“The cost range is extraordinary,” says Nancy Fasoldt, 68, who has been RVing with her husband, Allen, 79, for 15 years – and they should know, having sampled a wide range of vehicles. After retiring in 2007, they bought a new 24½-foot Winnnebago Navion Class C motorhome for $67,000 (they estimate a similar model would cost $106,000 today).
Since then, they’ve had a used 32-foot Wildcat fifth-wheel trailer, ($20,000), a 2016 38-foot Highland Ridge fifth-wheel ($26,000 after trade-in), and are currently in a Cirrus truck camper ($19,000) that slides into the bed of their pickup.
“We are still traveling, in an adaptive way now that we are both getting a tad older,” Fasoldt said recently. Because of their ages, “we do things a bit differently now. We enjoy a slower pace, make sure we are near hospitals and forget about the time of day and even the day. HA! And we wobble a bit more, so we’ve purchased walking sticks and electric bikes. But we still go. And we still love our truck camper. Smaller is better for us. We don’t have to worry about backing in, towing anything or getting a big enough spot to accommodate a trailer and a truck. We can fit in just about everywhere.”
What is the best RV for seniors?
This question is very relative. The answer depends on many variables, such as RV size, layout, accessibility, budget, tow vehicle requirements and availability, comfort level of towing an RV, maintenance needs and costs, ease of setup etc.
A happy medium between a tow-behind and a large drivable motorhome (Class A) is a smaller Class C that has the space and luxury of a nice RV with better maneuverability and greater level of driving confidence.
The top 5 RV choices for seniors with consideration of the items listed above are:

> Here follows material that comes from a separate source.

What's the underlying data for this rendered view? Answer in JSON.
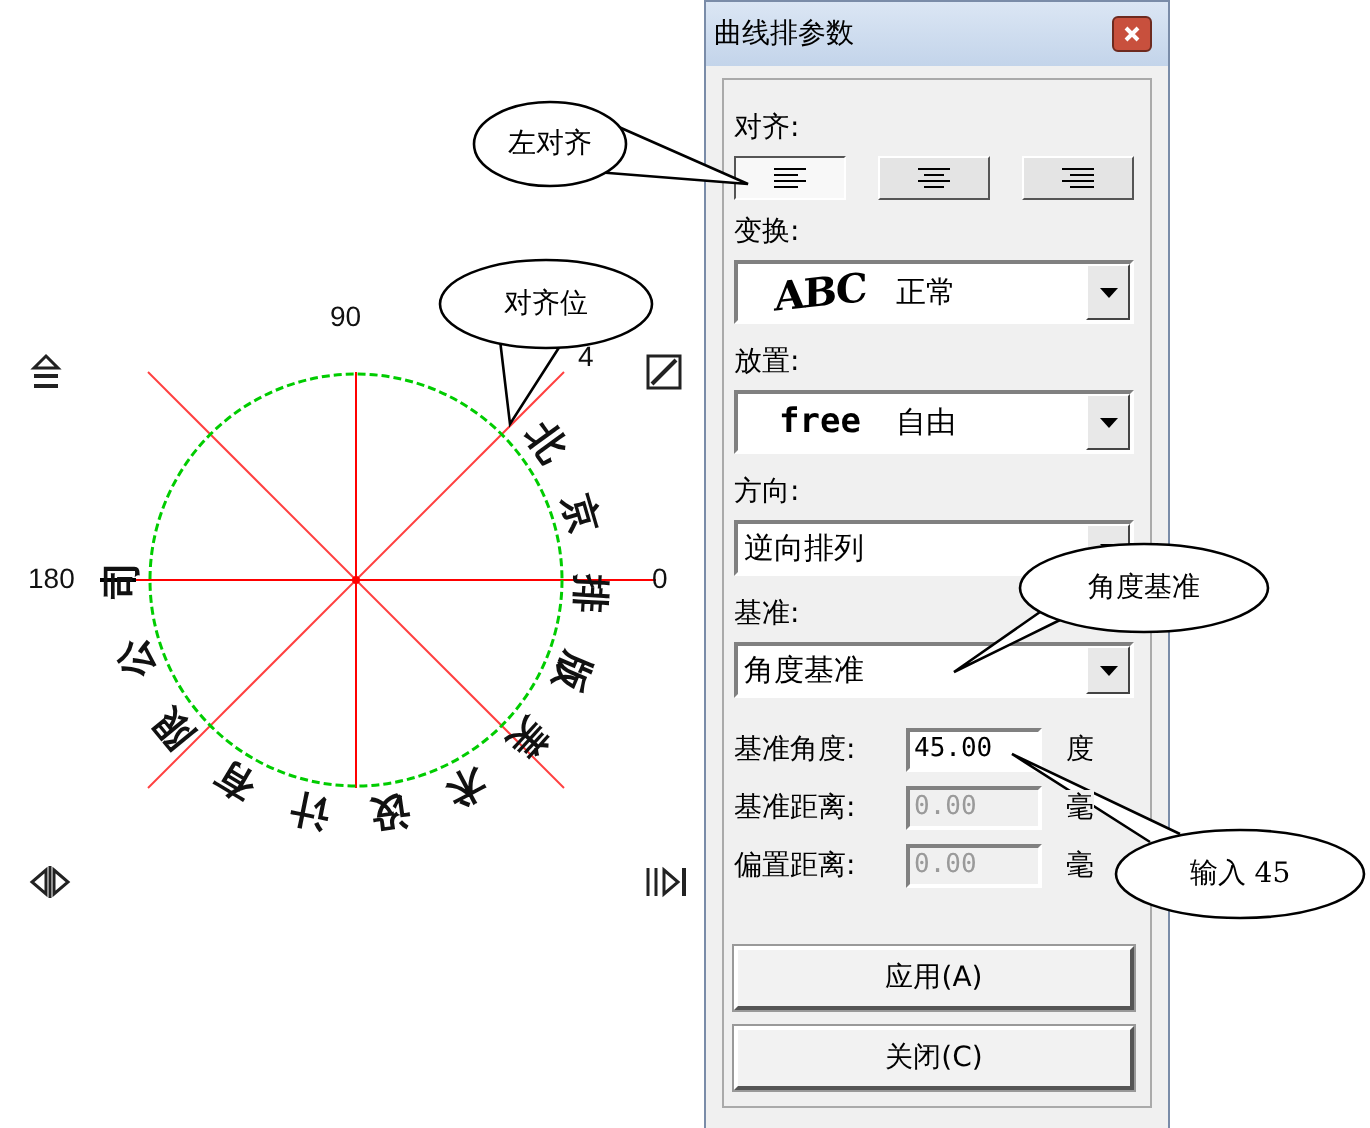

- Winnebago Minnie 2202RBS
- Airstream Bambi 16RB
- Jayco Hummingbird 17RB
- Keystone-Cougar Half-Ton 22MLS
- Forest River-Cedar Creek Cottage 40CCK
Can you live in an RV on Social Security?
This depends on your Social Security income and your choices, such as where will you have your RV parked at, how much will you travel (if at all), how much you will eat out etc.
There are many retirees who show others that this can be done (for example: rvlifestyle.com); just make sure you are realistic when budgeting and leave a margin in the budget for any surprising expenses.
Is buying an RV a bad investment?
It depends. As with any investment, it depends whether you get something in return. For some, the traveling freedom and adventure are intangible benefits that one cannot put a price tag on. The RV is only a bad investment if it’s not being used and sits in the driveway, depreciating.
Also, shrewd RVers purchase units that are 2-4 years old and have all the “new unit kinks” worked out, while bypassing the huge depreciation of a new unit.
Another trend is a purchase of a remodeled unit that feels just like a home; in that case, buying an RV is a great investment.